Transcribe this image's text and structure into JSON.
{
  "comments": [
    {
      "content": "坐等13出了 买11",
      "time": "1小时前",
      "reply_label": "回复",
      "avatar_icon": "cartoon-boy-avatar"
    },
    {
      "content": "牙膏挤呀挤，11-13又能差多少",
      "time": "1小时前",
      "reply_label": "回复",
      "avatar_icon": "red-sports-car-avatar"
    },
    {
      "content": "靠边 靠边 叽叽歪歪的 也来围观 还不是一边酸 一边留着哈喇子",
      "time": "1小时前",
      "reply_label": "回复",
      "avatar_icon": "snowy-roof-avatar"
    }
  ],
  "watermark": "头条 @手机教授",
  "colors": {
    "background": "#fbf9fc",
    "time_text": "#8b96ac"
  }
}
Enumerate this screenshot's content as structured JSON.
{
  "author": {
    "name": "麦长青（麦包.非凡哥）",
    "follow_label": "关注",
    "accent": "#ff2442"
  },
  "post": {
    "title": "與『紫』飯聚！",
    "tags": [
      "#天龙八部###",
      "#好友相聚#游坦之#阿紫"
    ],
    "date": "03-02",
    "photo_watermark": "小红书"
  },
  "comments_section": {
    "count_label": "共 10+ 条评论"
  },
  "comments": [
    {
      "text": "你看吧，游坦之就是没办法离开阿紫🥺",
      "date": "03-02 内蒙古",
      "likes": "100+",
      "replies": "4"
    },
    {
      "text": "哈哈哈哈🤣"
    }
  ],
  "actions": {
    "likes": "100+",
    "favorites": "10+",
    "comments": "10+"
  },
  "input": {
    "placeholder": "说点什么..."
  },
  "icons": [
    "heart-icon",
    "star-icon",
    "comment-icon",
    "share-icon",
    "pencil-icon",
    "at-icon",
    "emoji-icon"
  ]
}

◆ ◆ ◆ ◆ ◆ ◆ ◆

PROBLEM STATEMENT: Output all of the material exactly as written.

RESULT OF THE EXERCISE:
Transcribe this image's text and structure into JSON.
{
  "comments": [
    {
      "content": "坐等13出了 买11",
      "time": "1小时前",
      "reply_label": "回复",
      "avatar_icon": "cartoon-boy-avatar"
    },
    {
      "content": "牙膏挤呀挤，11-13又能差多少",
      "time": "1小时前",
      "reply_label": "回复",
      "avatar_icon": "red-sports-car-avatar"
    },
    {
      "content": "靠边 靠边 叽叽歪歪的 也来围观 还不是一边酸 一边留着哈喇子",
      "time": "1小时前",
      "reply_label": "回复",
      "avatar_icon": "snowy-roof-avatar"
    }
  ],
  "watermark": "头条 @手机教授",
  "colors": {
    "background": "#fbf9fc",
    "time_text": "#8b96ac"
  }
}
Enumerate this screenshot's content as structured JSON.
{
  "author": {
    "name": "麦长青（麦包.非凡哥）",
    "follow_label": "关注",
    "accent": "#ff2442"
  },
  "post": {
    "title": "與『紫』飯聚！",
    "tags": [
      "#天龙八部###",
      "#好友相聚#游坦之#阿紫"
    ],
    "date": "03-02",
    "photo_watermark": "小红书"
  },
  "comments_section": {
    "count_label": "共 10+ 条评论"
  },
  "comments": [
    {
      "text": "你看吧，游坦之就是没办法离开阿紫🥺",
      "date": "03-02 内蒙古",
      "likes": "100+",
      "replies": "4"
    },
    {
      "text": "哈哈哈哈🤣"
    }
  ],
  "actions": {
    "likes": "100+",
    "favorites": "10+",
    "comments": "10+"
  },
  "input": {
    "placeholder": "说点什么..."
  },
  "icons": [
    "heart-icon",
    "star-icon",
    "comment-icon",
    "share-icon",
    "pencil-icon",
    "at-icon",
    "emoji-icon"
  ]
}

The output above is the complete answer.